Over 100 people turned out Monday at the City’s Commemoration of the Life of Martin Luther King Jr. at Angelico’s Restaurant.
The annual event featured a number of speakers topped off by Police Chief James Wardwell giving the keynote address.
Wardwell said he first learned about Martin Luther King Jr. as a young boy.
“I was not even 5-years-old on April 4, 1967 when James Earl Ray took the life of one of the most influential people in the history of our nation. James Earl Ray took the man, but he did not take the dream,” said Wardwell. “This dream has been passed forward to this generation. This is a dream that must not be forgotten.”
Wardwell said through knowledge, faith and action change can be brought about.
“Dr. Martin Luther King Jr. got our attention through his words of peace, actions of peace and powerful prayer,” Wardwell said. “Dr. Martin Luther King chose to challenge the nation through these peaceful means. Dr. King chose to be our conscience. Sadly, we needed this.”
Wardwell said the road King chose was not easy.
“He could have chosen to be silent, but instead he chose to take a determined stand for a cause which affected the entire nation,” said Wardwell. “This man was not afraid to do what was right and it was his desire to do the right thing through peaceful means. This man was a true leader. Dr. King was not a man who sought to conform to accepted norms, but rather he sought to mold new norms.”
Wardwell said this is a road we are still on, but we have not yet achieved our destination.
“When we see a wrong we need to identify the cause and seek positive solutions to make this wrong right. To allow a cycle of decay to continue unchecked in New Britain or anywhere in our great nation is the worst possible approach,” said Wardwell. “If we see a neighborhood in our City suffering from neglect we should not ignore it and hope the problem goes away. Should we follow in silence when we know the path we are on is wrong?”
Wardwell said Dr. King wanted people to strive for positive change even if it is not the popular thing to do.
“There comes a time when one must take the position that is neither safe nor politic nor popular, but he must do it because conscience tells him it is right,” said Wardwell. “Let us, the citizens of New Britain, listen to our conscience. Let’s all commit to do what is right.”

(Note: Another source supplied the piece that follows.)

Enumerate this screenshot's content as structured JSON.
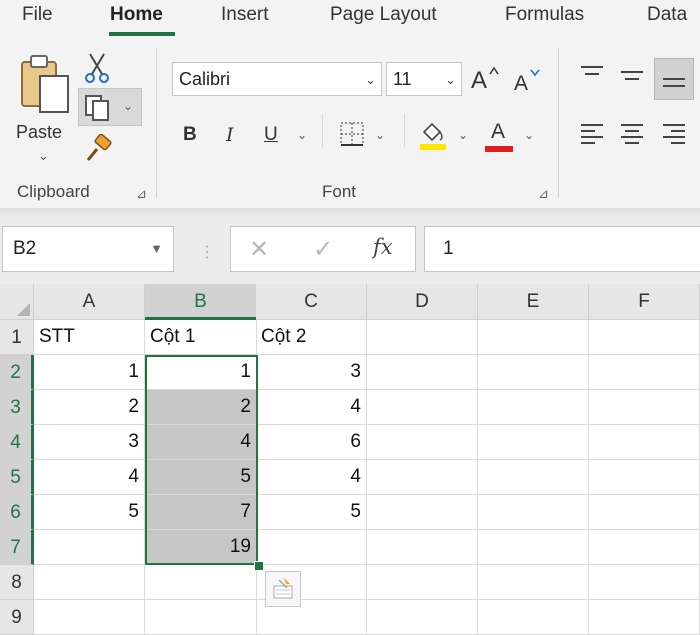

Halina Makowska-George, Human Resource Commissioner (HRO), said “Dr. King and his followers put their health and offered their lives on the line for the hopes of living in a country with equal opportunities for all. I pray that this dream will become a reality.”
Dream Cards were available where people could write their dreams on a card and put it in a folder. Later the dream will be blessed and another person will pick a card to see what other people’s dreams are.
“Having a dream is the start of what you want and the future for yourself and the future for your generation,” said Cristina Cataquet, HRO staff.
The event is sponsored by Mayor Timothy E. O’Brien and the New Britain Commission on Human Rights and Opportunities.
Other members of the HRO staff include Joan Pina, chairperson, Jessica Angelo-Julien, Cora Bradley, Michael Koch, and common council liaisons are Tonilynn Collins and Rha-Sheen Brown.